╭─ The input

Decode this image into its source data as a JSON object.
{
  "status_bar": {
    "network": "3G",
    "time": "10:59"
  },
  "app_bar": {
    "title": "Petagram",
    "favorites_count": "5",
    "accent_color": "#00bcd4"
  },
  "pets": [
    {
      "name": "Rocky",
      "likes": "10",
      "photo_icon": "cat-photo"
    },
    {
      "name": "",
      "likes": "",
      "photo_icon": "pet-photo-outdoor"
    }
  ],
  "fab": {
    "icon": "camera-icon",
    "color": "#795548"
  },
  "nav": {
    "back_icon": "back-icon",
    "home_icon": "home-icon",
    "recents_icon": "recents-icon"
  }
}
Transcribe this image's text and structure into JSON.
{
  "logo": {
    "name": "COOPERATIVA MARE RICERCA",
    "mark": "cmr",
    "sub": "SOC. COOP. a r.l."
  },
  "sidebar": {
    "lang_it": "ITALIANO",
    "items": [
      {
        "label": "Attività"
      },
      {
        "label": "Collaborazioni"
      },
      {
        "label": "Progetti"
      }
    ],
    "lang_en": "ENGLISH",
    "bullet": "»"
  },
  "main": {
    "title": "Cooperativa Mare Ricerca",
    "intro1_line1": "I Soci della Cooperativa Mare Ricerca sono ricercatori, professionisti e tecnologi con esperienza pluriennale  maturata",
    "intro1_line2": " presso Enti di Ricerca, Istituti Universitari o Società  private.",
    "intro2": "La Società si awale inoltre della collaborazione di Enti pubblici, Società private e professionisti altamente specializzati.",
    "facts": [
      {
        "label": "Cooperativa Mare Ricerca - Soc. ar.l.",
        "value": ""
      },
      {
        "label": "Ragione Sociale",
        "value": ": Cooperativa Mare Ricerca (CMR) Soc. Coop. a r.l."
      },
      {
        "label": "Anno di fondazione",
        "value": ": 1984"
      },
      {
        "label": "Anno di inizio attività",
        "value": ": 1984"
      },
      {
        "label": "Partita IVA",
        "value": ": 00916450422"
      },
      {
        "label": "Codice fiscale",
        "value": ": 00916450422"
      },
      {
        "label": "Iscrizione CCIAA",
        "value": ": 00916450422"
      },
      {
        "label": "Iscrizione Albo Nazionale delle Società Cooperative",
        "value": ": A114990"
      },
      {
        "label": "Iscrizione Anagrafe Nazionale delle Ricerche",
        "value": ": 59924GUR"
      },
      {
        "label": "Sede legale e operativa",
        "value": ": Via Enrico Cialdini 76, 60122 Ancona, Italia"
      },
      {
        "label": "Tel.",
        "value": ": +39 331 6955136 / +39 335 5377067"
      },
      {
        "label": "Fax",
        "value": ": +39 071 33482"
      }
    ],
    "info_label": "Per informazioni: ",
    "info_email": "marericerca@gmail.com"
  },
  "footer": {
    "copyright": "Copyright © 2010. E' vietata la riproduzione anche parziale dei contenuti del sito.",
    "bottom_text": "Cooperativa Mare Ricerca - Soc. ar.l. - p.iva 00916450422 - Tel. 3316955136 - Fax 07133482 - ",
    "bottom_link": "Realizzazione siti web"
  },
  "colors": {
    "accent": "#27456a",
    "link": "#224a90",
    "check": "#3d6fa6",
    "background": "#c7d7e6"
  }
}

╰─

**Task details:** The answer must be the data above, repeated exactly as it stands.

**Solved problem:**
Decode this image into its source data as a JSON object.
{
  "status_bar": {
    "network": "3G",
    "time": "10:59"
  },
  "app_bar": {
    "title": "Petagram",
    "favorites_count": "5",
    "accent_color": "#00bcd4"
  },
  "pets": [
    {
      "name": "Rocky",
      "likes": "10",
      "photo_icon": "cat-photo"
    },
    {
      "name": "",
      "likes": "",
      "photo_icon": "pet-photo-outdoor"
    }
  ],
  "fab": {
    "icon": "camera-icon",
    "color": "#795548"
  },
  "nav": {
    "back_icon": "back-icon",
    "home_icon": "home-icon",
    "recents_icon": "recents-icon"
  }
}
Transcribe this image's text and structure into JSON.
{
  "logo": {
    "name": "COOPERATIVA MARE RICERCA",
    "mark": "cmr",
    "sub": "SOC. COOP. a r.l."
  },
  "sidebar": {
    "lang_it": "ITALIANO",
    "items": [
      {
        "label": "Attività"
      },
      {
        "label": "Collaborazioni"
      },
      {
        "label": "Progetti"
      }
    ],
    "lang_en": "ENGLISH",
    "bullet": "»"
  },
  "main": {
    "title": "Cooperativa Mare Ricerca",
    "intro1_line1": "I Soci della Cooperativa Mare Ricerca sono ricercatori, professionisti e tecnologi con esperienza pluriennale  maturata",
    "intro1_line2": " presso Enti di Ricerca, Istituti Universitari o Società  private.",
    "intro2": "La Società si awale inoltre della collaborazione di Enti pubblici, Società private e professionisti altamente specializzati.",
    "facts": [
      {
        "label": "Cooperativa Mare Ricerca - Soc. ar.l.",
        "value": ""
      },
      {
        "label": "Ragione Sociale",
        "value": ": Cooperativa Mare Ricerca (CMR) Soc. Coop. a r.l."
      },
      {
        "label": "Anno di fondazione",
        "value": ": 1984"
      },
      {
        "label": "Anno di inizio attività",
        "value": ": 1984"
      },
      {
        "label": "Partita IVA",
        "value": ": 00916450422"
      },
      {
        "label": "Codice fiscale",
        "value": ": 00916450422"
      },
      {
        "label": "Iscrizione CCIAA",
        "value": ": 00916450422"
      },
      {
        "label": "Iscrizione Albo Nazionale delle Società Cooperative",
        "value": ": A114990"
      },
      {
        "label": "Iscrizione Anagrafe Nazionale delle Ricerche",
        "value": ": 59924GUR"
      },
      {
        "label": "Sede legale e operativa",
        "value": ": Via Enrico Cialdini 76, 60122 Ancona, Italia"
      },
      {
        "label": "Tel.",
        "value": ": +39 331 6955136 / +39 335 5377067"
      },
      {
        "label": "Fax",
        "value": ": +39 071 33482"
      }
    ],
    "info_label": "Per informazioni: ",
    "info_email": "marericerca@gmail.com"
  },
  "footer": {
    "copyright": "Copyright © 2010. E' vietata la riproduzione anche parziale dei contenuti del sito.",
    "bottom_text": "Cooperativa Mare Ricerca - Soc. ar.l. - p.iva 00916450422 - Tel. 3316955136 - Fax 07133482 - ",
    "bottom_link": "Realizzazione siti web"
  },
  "colors": {
    "accent": "#27456a",
    "link": "#224a90",
    "check": "#3d6fa6",
    "background": "#c7d7e6"
  }
}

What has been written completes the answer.